-- Opening Marker --

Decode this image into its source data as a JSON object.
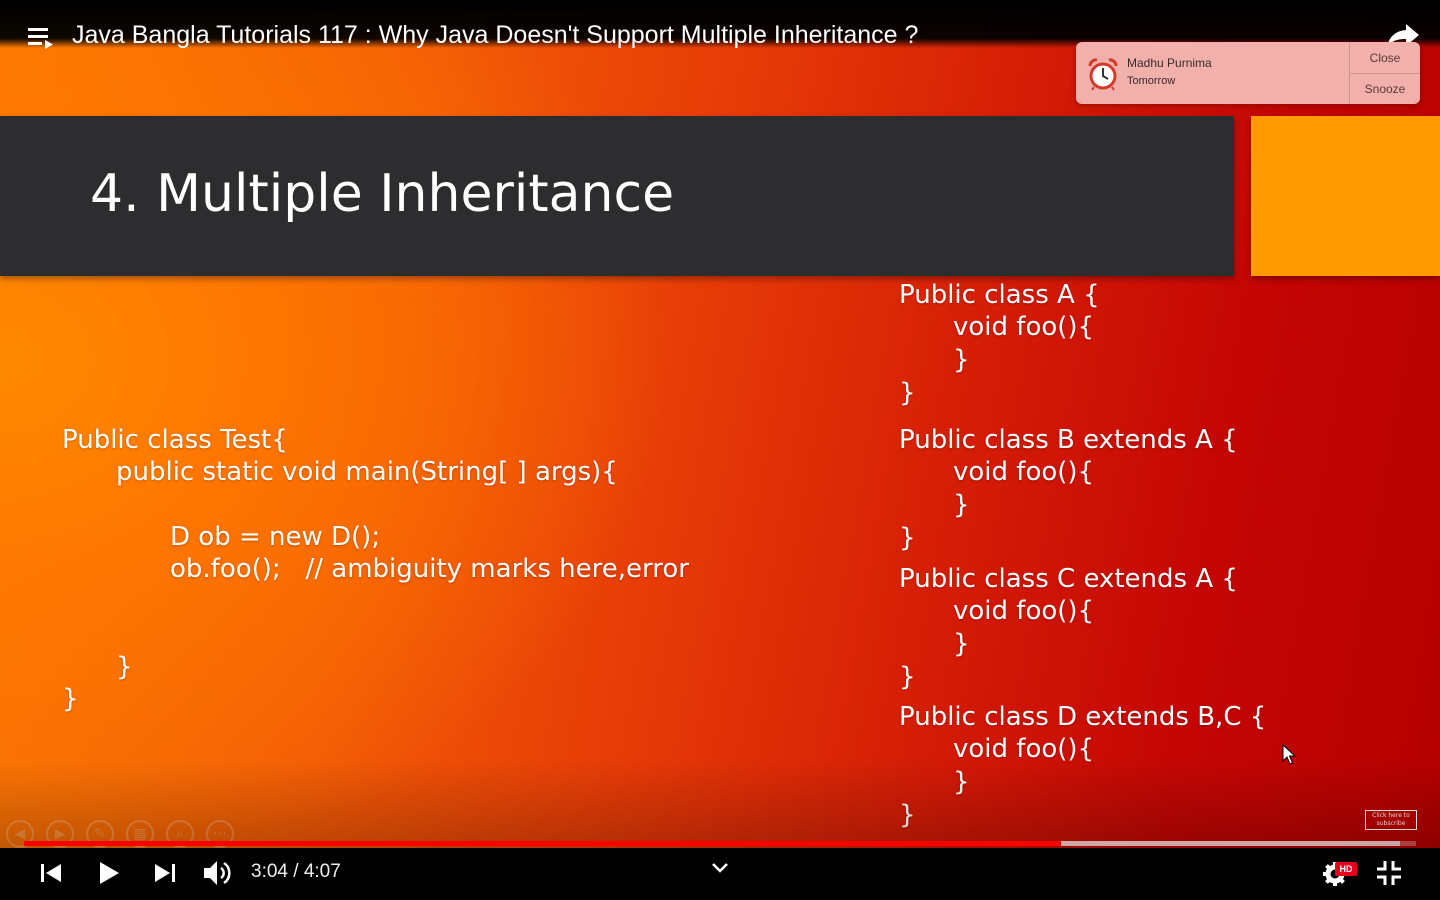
{
  "player": {
    "video_title": "Java Bangla Tutorials 117 : Why Java Doesn't Support Multiple Inheritance ?",
    "current_time": "3:04",
    "duration": "4:07",
    "time_display": "3:04 / 4:07",
    "progress_fraction": 0.745,
    "buffered_fraction": 0.9885,
    "hd_badge": "HD",
    "accent_color": "#ff0000"
  },
  "notification": {
    "name": "Madhu Purnima",
    "subtitle": "Tomorrow",
    "close_label": "Close",
    "snooze_label": "Snooze",
    "icon": "alarm-clock-icon"
  },
  "slide": {
    "title": "4. Multiple Inheritance",
    "left_code": {
      "line1": "Public class Test{",
      "line2": "public static void main(String[ ] args){",
      "line3": "D ob = new D();",
      "line4": "ob.foo();   // ambiguity marks here,error",
      "line5": "}",
      "line6": "}"
    },
    "class_a": {
      "header": "Public class A {",
      "method": "void foo(){",
      "inner_close": "}",
      "close": "}"
    },
    "class_b": {
      "header": "Public class B extends A {",
      "method": "void foo(){",
      "inner_close": "}",
      "close": "}"
    },
    "class_c": {
      "header": "Public class C extends A {",
      "method": "void foo(){",
      "inner_close": "}",
      "close": "}"
    },
    "class_d": {
      "header": "Public class D extends B,C {",
      "method": "void foo(){",
      "inner_close": "}",
      "close": "}"
    },
    "subscribe_badge": "Click here to subscribe"
  }
}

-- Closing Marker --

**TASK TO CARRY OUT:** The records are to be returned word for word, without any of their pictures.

**ANSWER AREA:**
Decode this image into its source data as a JSON object.
{
  "player": {
    "video_title": "Java Bangla Tutorials 117 : Why Java Doesn't Support Multiple Inheritance ?",
    "current_time": "3:04",
    "duration": "4:07",
    "time_display": "3:04 / 4:07",
    "progress_fraction": 0.745,
    "buffered_fraction": 0.9885,
    "hd_badge": "HD",
    "accent_color": "#ff0000"
  },
  "notification": {
    "name": "Madhu Purnima",
    "subtitle": "Tomorrow",
    "close_label": "Close",
    "snooze_label": "Snooze",
    "icon": "alarm-clock-icon"
  },
  "slide": {
    "title": "4. Multiple Inheritance",
    "left_code": {
      "line1": "Public class Test{",
      "line2": "public static void main(String[ ] args){",
      "line3": "D ob = new D();",
      "line4": "ob.foo();   // ambiguity marks here,error",
      "line5": "}",
      "line6": "}"
    },
    "class_a": {
      "header": "Public class A {",
      "method": "void foo(){",
      "inner_close": "}",
      "close": "}"
    },
    "class_b": {
      "header": "Public class B extends A {",
      "method": "void foo(){",
      "inner_close": "}",
      "close": "}"
    },
    "class_c": {
      "header": "Public class C extends A {",
      "method": "void foo(){",
      "inner_close": "}",
      "close": "}"
    },
    "class_d": {
      "header": "Public class D extends B,C {",
      "method": "void foo(){",
      "inner_close": "}",
      "close": "}"
    },
    "subscribe_badge": "Click here to subscribe"
  }
}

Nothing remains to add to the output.